• Exercise objective: The number needed is how many lines in these entries contain "Device"; give it alone.

• Data for this exercise:
━━━

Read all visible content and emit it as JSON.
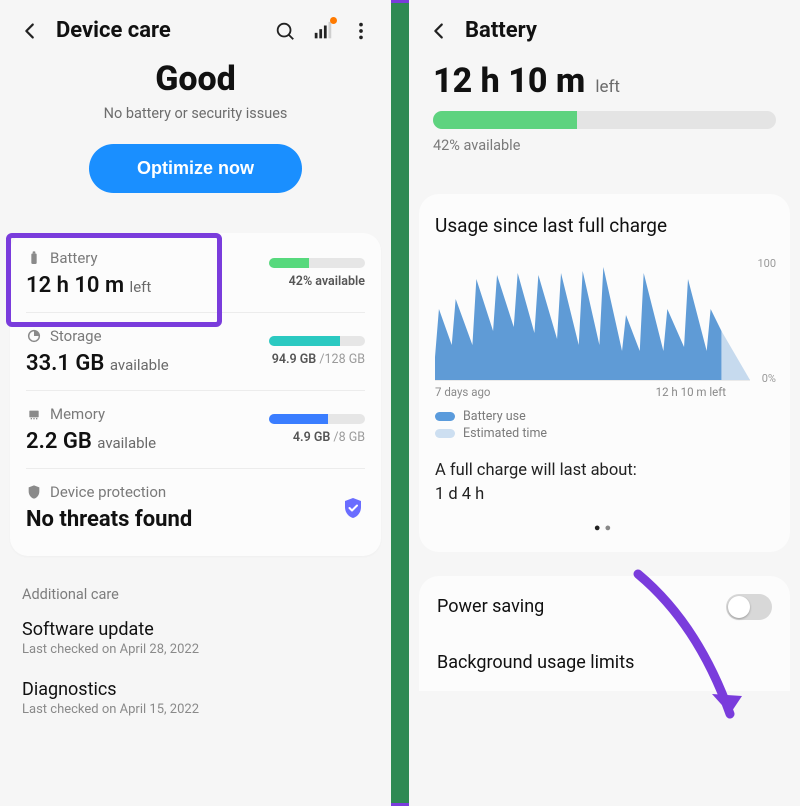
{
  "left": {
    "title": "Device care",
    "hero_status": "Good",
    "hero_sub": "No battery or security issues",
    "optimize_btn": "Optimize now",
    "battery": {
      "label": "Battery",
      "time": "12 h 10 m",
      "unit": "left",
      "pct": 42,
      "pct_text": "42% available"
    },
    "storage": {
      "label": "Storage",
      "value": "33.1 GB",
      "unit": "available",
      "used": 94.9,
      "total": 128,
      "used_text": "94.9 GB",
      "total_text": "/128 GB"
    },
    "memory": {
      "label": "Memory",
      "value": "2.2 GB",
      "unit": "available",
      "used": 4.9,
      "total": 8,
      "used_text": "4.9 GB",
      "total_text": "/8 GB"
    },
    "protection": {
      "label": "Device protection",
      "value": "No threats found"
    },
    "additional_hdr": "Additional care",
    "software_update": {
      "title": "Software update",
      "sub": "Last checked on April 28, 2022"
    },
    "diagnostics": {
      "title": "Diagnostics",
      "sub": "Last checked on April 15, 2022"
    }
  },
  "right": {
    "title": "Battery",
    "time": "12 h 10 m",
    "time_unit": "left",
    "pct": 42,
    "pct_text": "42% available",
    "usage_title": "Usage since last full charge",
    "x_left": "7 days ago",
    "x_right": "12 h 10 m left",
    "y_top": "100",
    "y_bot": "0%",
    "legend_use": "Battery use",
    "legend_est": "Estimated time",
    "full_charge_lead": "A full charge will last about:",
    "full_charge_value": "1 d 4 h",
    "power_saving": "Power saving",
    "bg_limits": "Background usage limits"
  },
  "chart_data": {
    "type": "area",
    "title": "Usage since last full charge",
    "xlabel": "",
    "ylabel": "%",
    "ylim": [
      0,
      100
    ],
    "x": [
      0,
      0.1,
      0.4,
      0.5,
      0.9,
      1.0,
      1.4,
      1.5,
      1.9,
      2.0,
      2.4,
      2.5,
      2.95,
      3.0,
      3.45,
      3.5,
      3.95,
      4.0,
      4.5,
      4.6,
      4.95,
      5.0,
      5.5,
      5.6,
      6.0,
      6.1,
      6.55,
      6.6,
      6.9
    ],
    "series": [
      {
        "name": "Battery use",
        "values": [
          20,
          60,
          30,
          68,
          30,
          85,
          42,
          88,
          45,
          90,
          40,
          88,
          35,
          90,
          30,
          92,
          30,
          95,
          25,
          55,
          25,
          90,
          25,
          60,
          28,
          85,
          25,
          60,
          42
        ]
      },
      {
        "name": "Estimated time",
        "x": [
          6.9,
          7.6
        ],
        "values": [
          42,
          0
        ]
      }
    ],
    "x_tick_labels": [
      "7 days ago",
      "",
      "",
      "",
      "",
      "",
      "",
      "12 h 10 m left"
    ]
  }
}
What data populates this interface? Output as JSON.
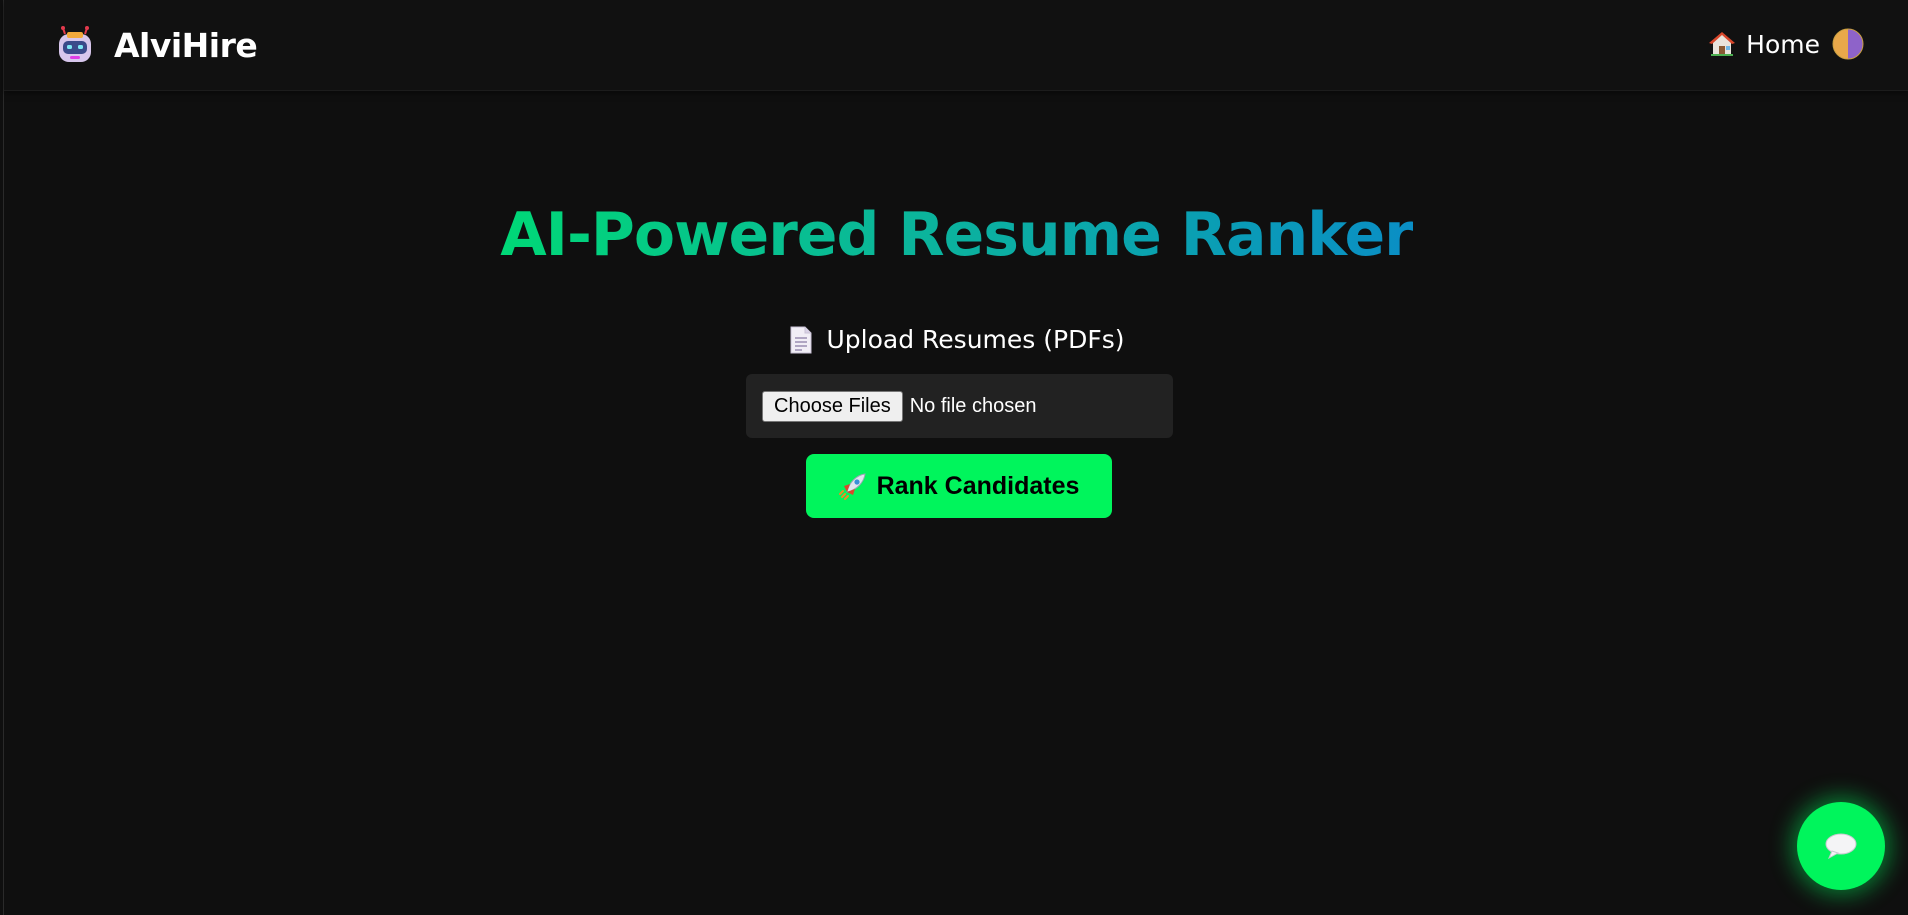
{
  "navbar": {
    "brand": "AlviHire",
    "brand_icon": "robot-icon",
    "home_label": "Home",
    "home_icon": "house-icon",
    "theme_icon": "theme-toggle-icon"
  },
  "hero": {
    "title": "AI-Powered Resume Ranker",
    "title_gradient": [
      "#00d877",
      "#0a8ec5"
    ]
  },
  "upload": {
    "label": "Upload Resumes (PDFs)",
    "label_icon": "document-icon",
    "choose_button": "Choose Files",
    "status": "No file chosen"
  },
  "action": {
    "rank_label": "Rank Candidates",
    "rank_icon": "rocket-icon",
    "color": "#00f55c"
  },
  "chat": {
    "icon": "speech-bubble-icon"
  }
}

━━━

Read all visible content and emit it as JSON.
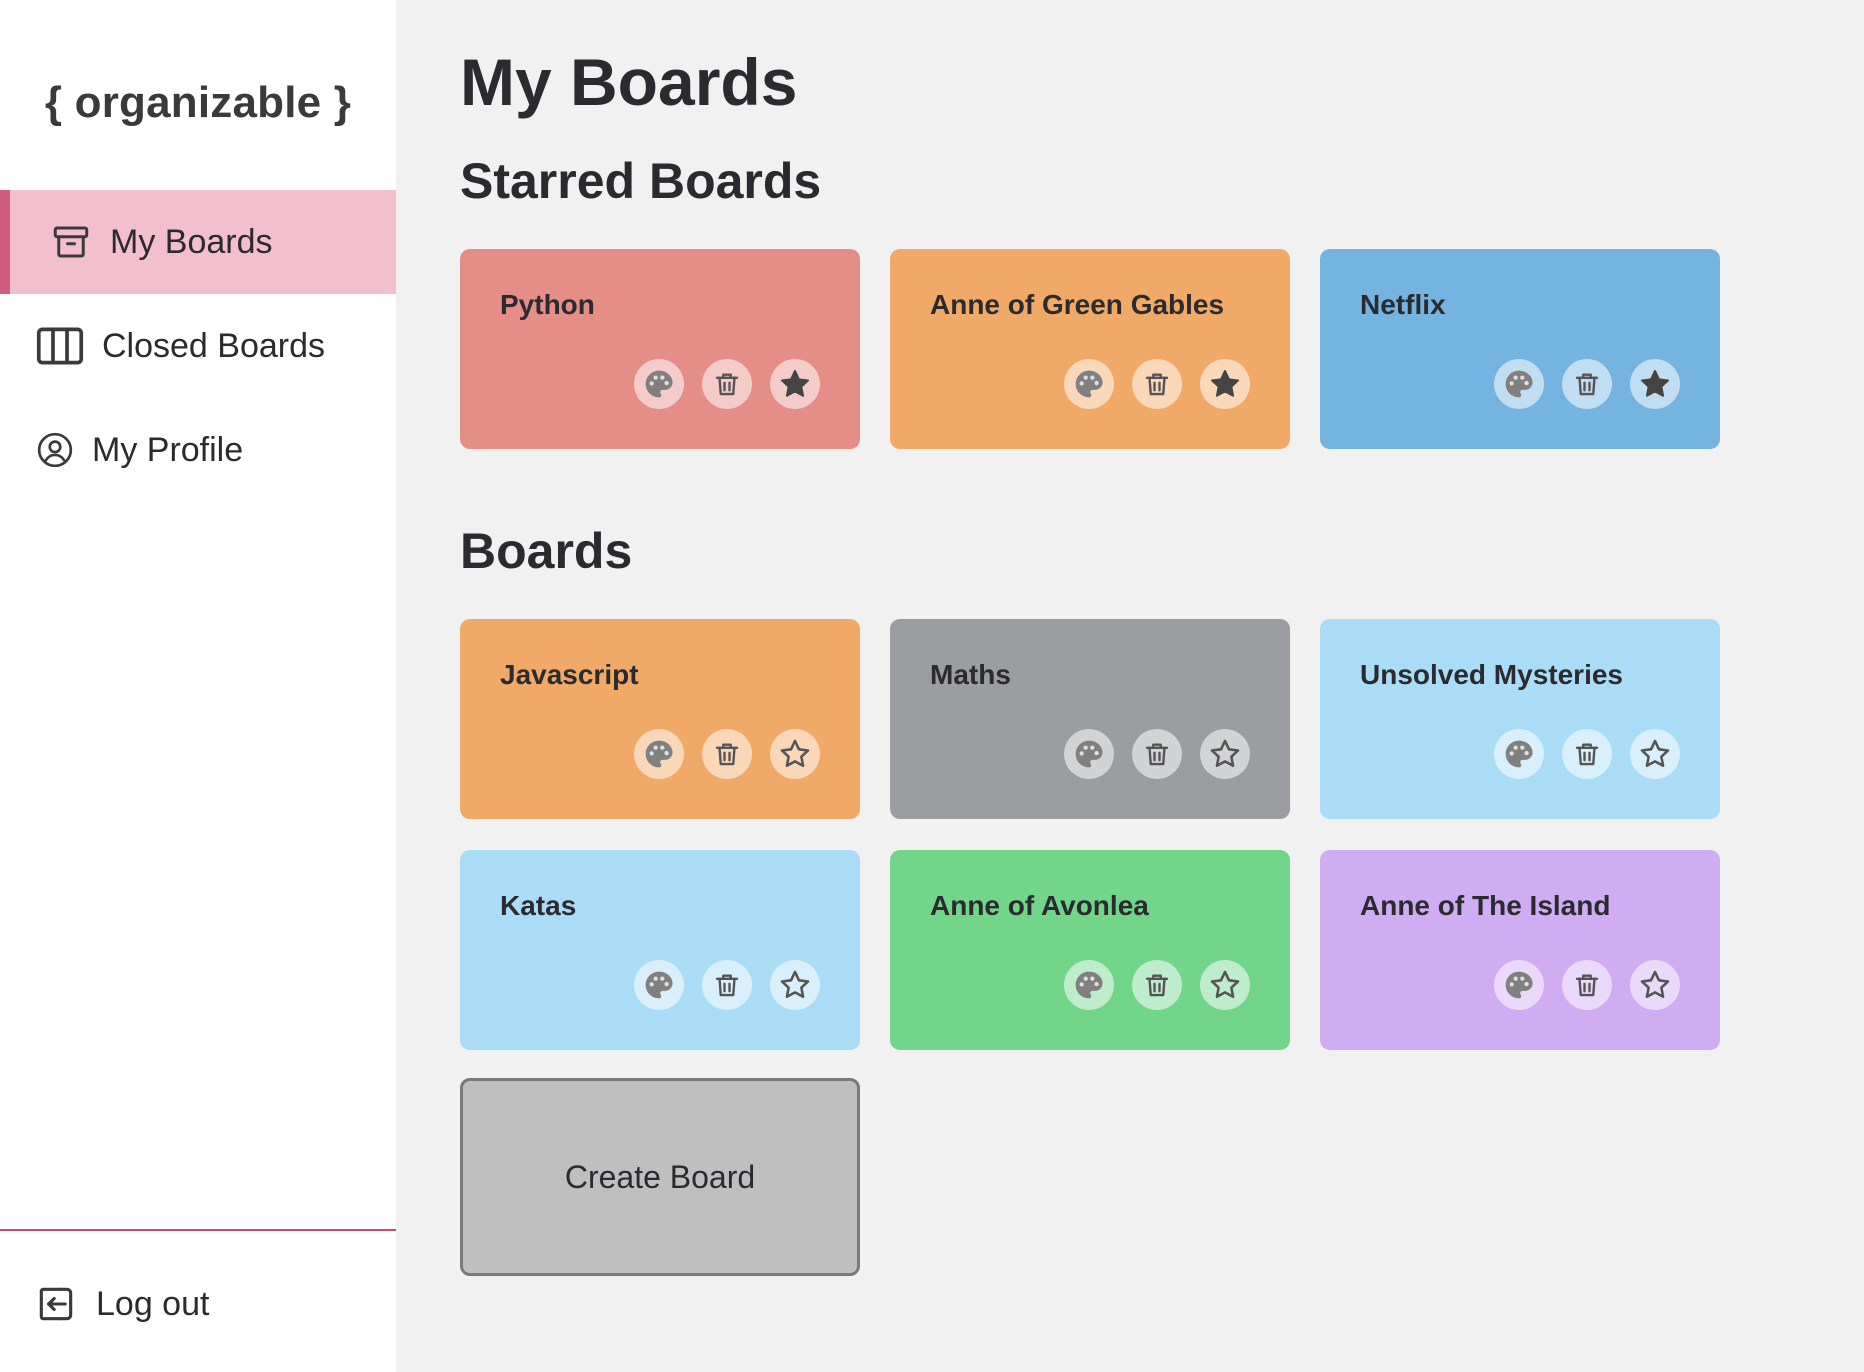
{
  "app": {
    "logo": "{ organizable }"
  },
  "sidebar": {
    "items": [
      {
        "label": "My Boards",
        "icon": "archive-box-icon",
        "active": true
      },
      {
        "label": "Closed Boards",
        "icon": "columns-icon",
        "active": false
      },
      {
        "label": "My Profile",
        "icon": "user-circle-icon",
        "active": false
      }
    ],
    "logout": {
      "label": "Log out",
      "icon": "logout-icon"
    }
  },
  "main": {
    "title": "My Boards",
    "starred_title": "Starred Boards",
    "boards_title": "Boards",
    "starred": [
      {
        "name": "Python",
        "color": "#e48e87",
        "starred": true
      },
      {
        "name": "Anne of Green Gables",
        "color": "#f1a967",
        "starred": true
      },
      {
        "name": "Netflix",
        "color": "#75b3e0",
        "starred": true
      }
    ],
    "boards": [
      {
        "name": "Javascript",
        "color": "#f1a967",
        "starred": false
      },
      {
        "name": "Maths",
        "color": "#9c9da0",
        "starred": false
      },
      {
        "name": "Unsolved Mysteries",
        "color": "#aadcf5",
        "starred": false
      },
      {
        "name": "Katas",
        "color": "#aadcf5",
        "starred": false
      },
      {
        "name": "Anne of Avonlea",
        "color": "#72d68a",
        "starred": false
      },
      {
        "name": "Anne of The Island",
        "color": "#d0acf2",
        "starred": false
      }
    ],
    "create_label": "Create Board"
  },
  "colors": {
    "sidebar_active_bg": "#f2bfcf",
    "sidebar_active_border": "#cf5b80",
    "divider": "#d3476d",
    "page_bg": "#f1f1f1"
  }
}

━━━

• Reply: 2